While the last console generation will be remembered most for series like Gears of War and Uncharted, those weren’t the only great ones that debuted during its life cycle. In fact, it gave birth to an impressive amount of new, standout IPs, including Borderlands, which has made developer Gearbox Software filthy rich.
After achieving great success on Xbox 360, PlayStation 3 and PC, Gearbox had help with bringing its incredibly successful sequel, Borderlands 2, to current-gen consoles, along with last fall’s mildly disappointing Borderlands: The Pre-Sequel! which was predominantly developed by 2K Australia. Now, they’ve been remastered in full 1080p, tout framerates of sixty-frames-per-second, and are bundled together in an attractive package dubbed Borderlands: The Handsome Collection. Two lengthy games for one affordable retail price of sixty American dollars.
Now, before we go any further, it’s important to point out that this isn’t going to be a review of the games themselves, rather the Handsome Collection as a whole. If you’d like to read our thoughts on both Borderlands 2 and Borderlands: The Pre-Sequel! please make sure to check out our previously published reviews of both titles. Since those exist, there’s really no need to rehash everything.
What’s great about Borderlands: The Handsome Collection is that it’s almost the full package, and I only say that because the original Borderlands game is sadly missing in action. Both games are included in their entirety (which is a given, I guess), along with all of their previously-released downloadable content. That, in addition to The Pre-Sequel‘s Claptastic Voyage and Ultimate Vault Hunter Pack 2 add-ons, which were released on the same day as this set. Combined, there’s a good hundred hours’ worth of content, if not more, especially if you’re the type of person who will play through a game with multiple characters before considering it beaten.
If all that mattered was the included content then there’d be little need for this review, because the Handsome Collection is an absolute steal on paper. Unfortunately, however, each remastered game suffers from technical issues. Not just minor ones, either – these are problems that mar both experiences.
Borderlands 2 – the series’ only true sequel, which sees several new vault hunters visit the dangerous planet of Pandora in search of its utmost riches – is arguably the greatest first-person shooter/role-playing hybrid ever made, not to mention the best Borderlands game in existence. However, what I remember as being a fluid and mostly sound gameplay experience has made its way to next-gen with a nuisance of a frame rate. I’m talking about one that seems to have a bit of a hitch or delay in it, and doesn’t seem to have any noticeable reason for occurring when it does. Its existence is annoying and it adds a bit of a stutter to one’s quest.

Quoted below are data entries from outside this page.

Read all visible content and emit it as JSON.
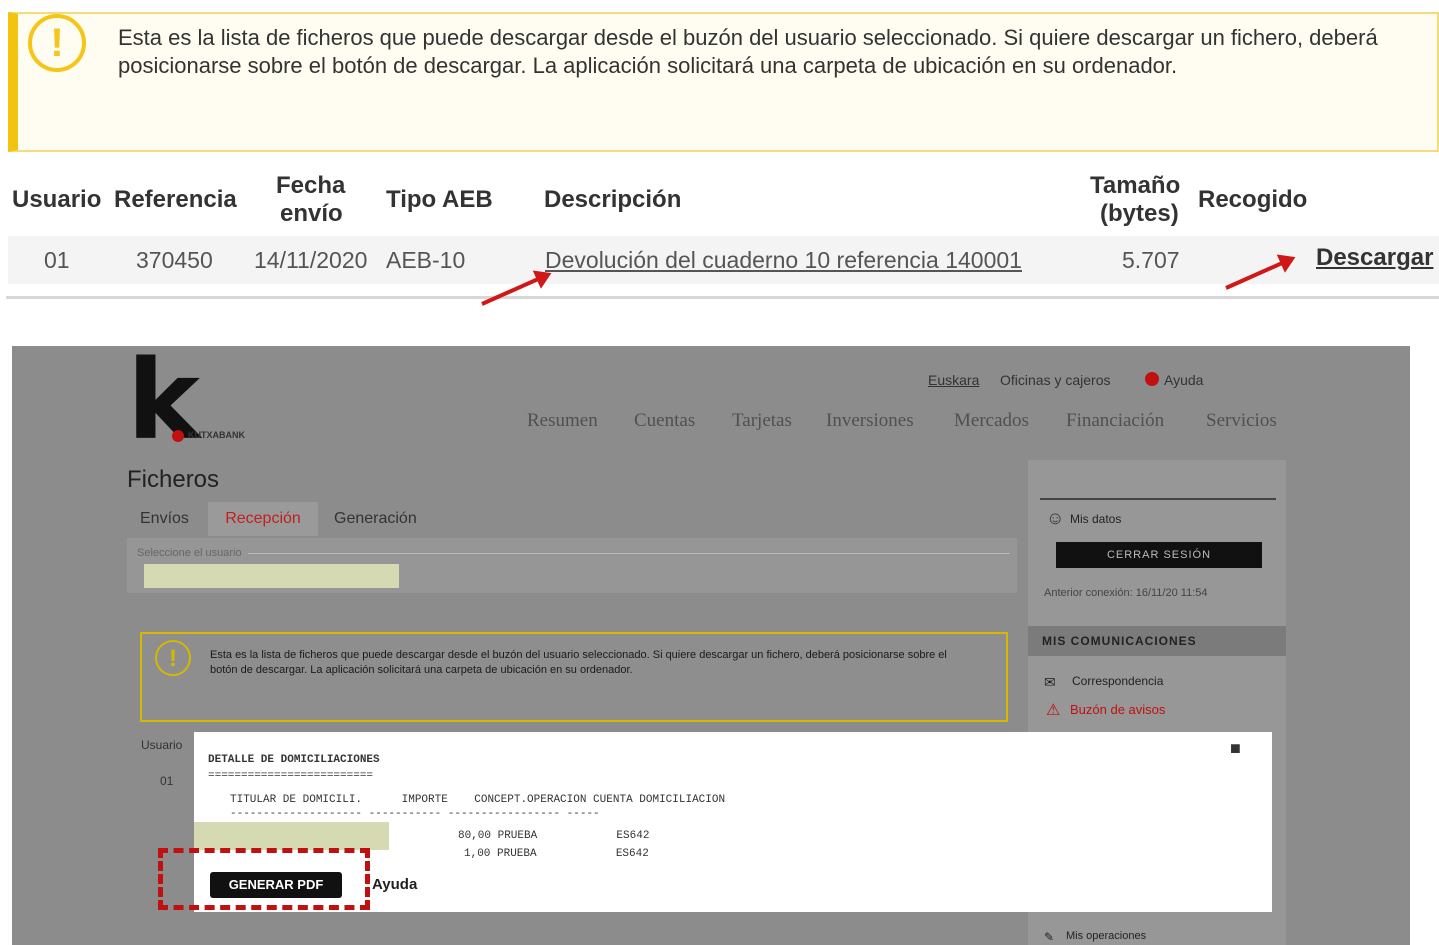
{
  "notice": {
    "text": "Esta es la lista de ficheros que puede descargar desde el buzón del usuario seleccionado. Si quiere descargar un fichero, deberá posicionarse sobre el botón de descargar. La aplicación solicitará una carpeta de ubicación en su ordenador."
  },
  "table": {
    "headers": {
      "usuario": "Usuario",
      "referencia": "Referencia",
      "fecha_1": "Fecha",
      "fecha_2": "envío",
      "tipo": "Tipo AEB",
      "descripcion": "Descripción",
      "tamano_1": "Tamaño",
      "tamano_2": "(bytes)",
      "recogido": "Recogido"
    },
    "row": {
      "usuario": "01",
      "referencia": "370450",
      "fecha": "14/11/2020",
      "tipo": "AEB-10",
      "descripcion": "Devolución del cuaderno 10 referencia 140001",
      "tamano": "5.707",
      "action": "Descargar"
    }
  },
  "app": {
    "logo": {
      "letter": "k",
      "sub": "KUTXABANK"
    },
    "top_links": {
      "euskara": "Euskara",
      "oficinas": "Oficinas y cajeros",
      "ayuda": "Ayuda"
    },
    "nav": [
      "Resumen",
      "Cuentas",
      "Tarjetas",
      "Inversiones",
      "Mercados",
      "Financiación",
      "Servicios"
    ],
    "page_title": "Ficheros",
    "tabs": {
      "envios": "Envíos",
      "recepcion": "Recepción",
      "generacion": "Generación"
    },
    "user_select_label": "Seleccione el usuario",
    "notice_text": "Esta es la lista de ficheros que puede descargar desde el buzón del usuario seleccionado. Si quiere descargar un fichero, deberá posicionarse sobre el botón de descargar. La aplicación solicitará una carpeta de ubicación en su ordenador.",
    "side": {
      "mis_datos": "Mis datos",
      "cerrar_sesion": "CERRAR SESIÓN",
      "anterior_conexion": "Anterior conexión: 16/11/20 11:54",
      "comunicaciones": "MIS COMUNICACIONES",
      "correspondencia": "Correspondencia",
      "buzon_avisos": "Buzón de avisos",
      "mis_operaciones": "Mis operaciones"
    },
    "usuario_label": "Usuario",
    "usuario_value": "01",
    "popup": {
      "title": "DETALLE DE DOMICILIACIONES",
      "underline": "=========================",
      "col_header": "TITULAR DE DOMICILI.      IMPORTE    CONCEPT.OPERACION CUENTA DOMICILIACION",
      "col_rule": "-------------------- ----------- ----------------- -----",
      "line1": "80,00 PRUEBA            ES642",
      "line2": "1,00 PRUEBA            ES642",
      "generate_pdf": "GENERAR PDF",
      "ayuda": "Ayuda"
    }
  },
  "colors": {
    "accent_yellow": "#f1c40f",
    "arrow_red": "#d01818",
    "brand_red": "#c01010"
  }
}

Thankfully, Borderlands 2 is spared from the hideous screen tearing that mars Borderlands: The Pre-Sequel! by making it tough to play without contracting a headache. However, the better game does have an instance of tearing during its opening cutscene.
I played The Pre-Sequel! second, because I wasn’t as enthused about replaying it. Reason being is that it pissed me off when I played through it last fall, and didn’t end up being up to par overall. It adds some new mechanics to the series’ core formula – what with the need for oxygen, and all of those oomph-filled butt-slams – but doesn’t deliver as grand an experience. The fact that enemies auto-level well ahead of the player at the end of the game is also one of the most frustrating things I’ve ever encountered in a video game. Talk about poor design.
Prior to playing the TPS on newer, more advanced hardware, I’d heard about the port’s screen tearing problem. Even then, I was still shocked by how absolutely atrocious it really was. Not only were there several noticeable occurrences of it during the badass opening cutscenes, but things became even worse once I actually started playing the game.
At first, the tearing only showed in the mid-portion of the screen, but it quickly became evident at the top as well. Once that started, the worst of it was located there, in what I’d call the top tenth of the TV. Looking at a door would cause terrible tearing, and so would moving the camera, to the point where it became hard for me to play.
The good news is that the noted issues should be patchable, while the bad news is that the game’s whopping day one patch failed to fix them. If things persist the way they are, then I can see a lot of people avoiding playing through The Pre-Sequel! even if they’ve never done so before. Hopefully there’s a fix in the works, though, because one is desperately needed.
If it wasn’t for Borderlands: The Handsome Collection‘s troublesome performance, I’d be awarding it a top mark right about now. However, I can’t, and I’m saddened by that fact. If things improve, this will be a bonafide must-buy, but as it sits right now, it’s a work-in progress. So, unless you’re itching for more Borderlands and have three friends lined up for some newly-introduced four-player couch co-op, then I’d suggest waiting before making a purchase. It’s a real shame, because these are good games which look absolutely beautiful when you’re standing still.
This review is based on the Xbox One version of the game, which we were provided with.
Borderlands: The Handsome Collection offers a ton of great content for its price tag, alongside gameplay that is infinitely replayable. That said, it's tough to wholeheartedly recommend the package, due to some horrendously awful and unacceptable performance issues.